Can't go wrong with Dave Matthews Band's everyday music
September 7th, 2006
By Jim Harrington, STAFF WRITER Inside Bay Area
THE Dave Matthews Band isn't quite as popular as it was a few years ago, back in the days when the group could sell out multiple nights at football stadiums. But popularity is just one measure of artistic success. In terms of sheer musicianship, the Dave Matthews Band is currently at the absolute height of its game.
That was the case when the group performed Wednesday night at Raley Field in Sacramento, and it likely will be the case again tonight and Saturday when Dave and pals hit the Shoreline Amphitheatre in Mountain View.
It was a warm, clear night, with a full moon in the sky and nary a hint of wind as folks crowded into downtown Sacramento. Although best known as the home of the River Cats — the triple-A affiliate of the Oakland A's — Raley Field is a pretty ideal spot for live music. It's close to many good restaurants and, despite being roughly the same size as a regular amphitheater, it feels intimate. In all, it's a very nice alternative to the nearby Sleep Train Amphitheatre.
Following an opening set by pedal steel guitar guru Robert Randolph, who also will set the table for both Shoreline gigs, Dave Matthews and his band mates casually strolled onto the stage and noodled their way into the quickie "Pantala Naga Pampa." That track, as Dave's die-hard followers could tell you, always leads straight into the rollercoaster ride of "Rapunzel."
The twisting, turning version of "Rapunzel" was terrific — one of the best I've heard the band play — and it seemed from the very start that Wednesday was to be a special night.
After that rush of sheer adrenaline subsided, Matthews and crew — bassist Stefan Lessard, saxophonist Leroi Moore, violinist Boyd Tinsley, drummer Carter Beauford, keyboardist Butch Taylor and guest trumpeter Rashawn Ross — took a turn toward the mellow side of the band's songbook and delivered warm versions of "Proudest Monkey," "Dream Girl" and "The Idea of You."

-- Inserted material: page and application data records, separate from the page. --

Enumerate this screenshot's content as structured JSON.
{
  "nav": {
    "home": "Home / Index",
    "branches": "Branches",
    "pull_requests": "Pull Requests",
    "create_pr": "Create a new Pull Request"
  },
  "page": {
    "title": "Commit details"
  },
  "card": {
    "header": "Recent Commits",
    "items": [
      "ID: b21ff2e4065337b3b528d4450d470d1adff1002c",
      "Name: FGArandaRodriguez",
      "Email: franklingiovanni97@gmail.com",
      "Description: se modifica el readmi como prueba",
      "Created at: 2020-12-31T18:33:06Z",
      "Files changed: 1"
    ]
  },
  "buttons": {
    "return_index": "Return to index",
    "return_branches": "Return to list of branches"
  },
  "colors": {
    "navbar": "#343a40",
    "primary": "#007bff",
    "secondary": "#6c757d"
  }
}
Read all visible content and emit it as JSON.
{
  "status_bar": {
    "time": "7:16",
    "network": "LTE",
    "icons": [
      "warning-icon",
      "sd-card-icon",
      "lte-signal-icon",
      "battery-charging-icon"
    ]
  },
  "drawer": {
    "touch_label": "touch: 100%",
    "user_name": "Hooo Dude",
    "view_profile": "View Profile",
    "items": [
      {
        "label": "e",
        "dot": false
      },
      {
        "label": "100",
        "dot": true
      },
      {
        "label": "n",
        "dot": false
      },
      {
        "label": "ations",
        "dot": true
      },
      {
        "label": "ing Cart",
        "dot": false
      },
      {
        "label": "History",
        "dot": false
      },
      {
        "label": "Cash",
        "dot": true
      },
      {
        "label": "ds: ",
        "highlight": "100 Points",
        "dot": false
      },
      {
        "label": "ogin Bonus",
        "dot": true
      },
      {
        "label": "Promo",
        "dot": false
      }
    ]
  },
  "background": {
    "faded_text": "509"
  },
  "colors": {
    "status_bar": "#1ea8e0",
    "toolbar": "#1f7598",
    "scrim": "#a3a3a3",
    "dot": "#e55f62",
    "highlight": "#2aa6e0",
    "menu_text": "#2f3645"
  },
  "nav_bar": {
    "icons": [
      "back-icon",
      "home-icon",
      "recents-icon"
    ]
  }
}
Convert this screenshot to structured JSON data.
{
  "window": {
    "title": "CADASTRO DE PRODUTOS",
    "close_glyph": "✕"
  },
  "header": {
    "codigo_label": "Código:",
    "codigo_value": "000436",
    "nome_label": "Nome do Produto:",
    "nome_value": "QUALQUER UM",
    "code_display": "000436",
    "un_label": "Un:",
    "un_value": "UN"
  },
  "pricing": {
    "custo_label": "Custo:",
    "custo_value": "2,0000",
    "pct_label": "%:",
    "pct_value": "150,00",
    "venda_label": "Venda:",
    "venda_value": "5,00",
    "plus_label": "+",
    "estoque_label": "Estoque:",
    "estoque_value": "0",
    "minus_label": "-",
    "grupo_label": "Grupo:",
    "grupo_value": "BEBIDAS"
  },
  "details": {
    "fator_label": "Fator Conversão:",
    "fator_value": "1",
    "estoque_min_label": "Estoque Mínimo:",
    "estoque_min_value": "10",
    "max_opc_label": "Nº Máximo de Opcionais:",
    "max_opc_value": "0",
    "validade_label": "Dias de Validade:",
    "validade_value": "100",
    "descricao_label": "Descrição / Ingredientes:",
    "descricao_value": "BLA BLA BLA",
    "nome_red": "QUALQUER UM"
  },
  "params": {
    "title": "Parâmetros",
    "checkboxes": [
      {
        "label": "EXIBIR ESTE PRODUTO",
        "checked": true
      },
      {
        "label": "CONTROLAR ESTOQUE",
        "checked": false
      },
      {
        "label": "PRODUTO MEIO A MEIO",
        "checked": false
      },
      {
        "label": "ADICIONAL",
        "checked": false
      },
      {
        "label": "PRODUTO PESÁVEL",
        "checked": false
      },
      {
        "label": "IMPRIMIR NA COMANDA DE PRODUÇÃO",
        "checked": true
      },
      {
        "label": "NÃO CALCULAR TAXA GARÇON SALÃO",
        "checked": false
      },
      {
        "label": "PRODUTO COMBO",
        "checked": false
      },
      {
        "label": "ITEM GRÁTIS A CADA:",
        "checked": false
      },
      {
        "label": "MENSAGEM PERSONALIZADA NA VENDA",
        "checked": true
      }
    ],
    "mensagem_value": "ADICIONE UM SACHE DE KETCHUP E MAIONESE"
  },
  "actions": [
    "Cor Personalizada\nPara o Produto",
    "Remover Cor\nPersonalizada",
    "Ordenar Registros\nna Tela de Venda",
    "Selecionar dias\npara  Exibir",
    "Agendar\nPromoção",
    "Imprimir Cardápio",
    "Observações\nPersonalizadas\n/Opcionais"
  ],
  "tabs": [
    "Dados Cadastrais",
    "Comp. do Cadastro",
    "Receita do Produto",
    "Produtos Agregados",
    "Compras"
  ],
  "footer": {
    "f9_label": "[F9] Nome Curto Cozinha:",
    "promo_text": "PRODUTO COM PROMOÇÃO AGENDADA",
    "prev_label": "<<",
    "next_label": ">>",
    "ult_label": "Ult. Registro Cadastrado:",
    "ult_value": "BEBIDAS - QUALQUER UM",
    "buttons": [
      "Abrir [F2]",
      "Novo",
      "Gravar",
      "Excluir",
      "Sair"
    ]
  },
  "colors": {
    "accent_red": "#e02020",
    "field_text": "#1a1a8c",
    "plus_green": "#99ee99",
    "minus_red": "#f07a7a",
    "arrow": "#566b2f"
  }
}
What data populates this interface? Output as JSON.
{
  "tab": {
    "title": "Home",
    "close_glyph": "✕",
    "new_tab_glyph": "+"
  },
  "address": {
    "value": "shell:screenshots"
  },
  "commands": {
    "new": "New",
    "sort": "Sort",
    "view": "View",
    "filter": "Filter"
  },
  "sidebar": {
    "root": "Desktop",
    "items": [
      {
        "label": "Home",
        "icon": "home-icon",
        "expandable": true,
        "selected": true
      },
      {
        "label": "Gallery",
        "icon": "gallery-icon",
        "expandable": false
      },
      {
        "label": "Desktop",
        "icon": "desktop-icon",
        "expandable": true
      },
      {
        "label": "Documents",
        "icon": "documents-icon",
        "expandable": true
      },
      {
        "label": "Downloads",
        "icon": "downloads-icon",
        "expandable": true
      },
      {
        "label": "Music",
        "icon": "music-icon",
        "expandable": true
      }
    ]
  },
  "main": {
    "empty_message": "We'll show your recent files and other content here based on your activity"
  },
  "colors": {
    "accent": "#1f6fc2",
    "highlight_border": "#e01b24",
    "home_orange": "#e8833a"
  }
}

Things begin to heat up again with "Shotgun," which featured some of Matthews' most passionate singing of the night, and really caught fire on the funky Zydeco-flavored "Louisiana Bayou." The band shifted gears again with the sexy fan favorite "Crash," which drew shrieks from the young females in attendance.
It was a perfect setup for the knockout punch that came with the powerful "Hunger for the Great Light." At times, I'm amazed at just how big a sound the Dave Matthews Band can produce on the stage; this definitely was one of those moments. It sounded like a whole army of musicians were onstage during "Hunger for the Great Light," not just seven guys unbelievably locked into one mighty groove.
Again making a U-turn, the group hit the crowd with a gentle take on "Loving Wings," perhaps the best ballad currently in its rotation. Matthews' singing was touchingly gentle, perfectly complemented by Moore's gorgeous lead on soprano saxophone.
The main set drew to a close with sensational renditions of "Dancing Nancies" and "Two Step," true fan favorites. Randolph was back onstage to help close out the set with "Two Step."
Many people have commented that the Dave Matthews Band really doesn't belong in the jam-band category, a place where it is often lumped. I'd agree with them. Still, the band can jam when it wants to — and that's what it did with glorious results on "Two Step."
The show ended with a three-song encore that kicked off with Matthew's solo performance of the new ballad "Sister" and continued with revved-up takes on "Everyday" and "Stay (Wasting Time)."
"Makes you want to stay," Matthews sang as he finished up a great night of music, "don't it?"
Why, yes, Dave, it does.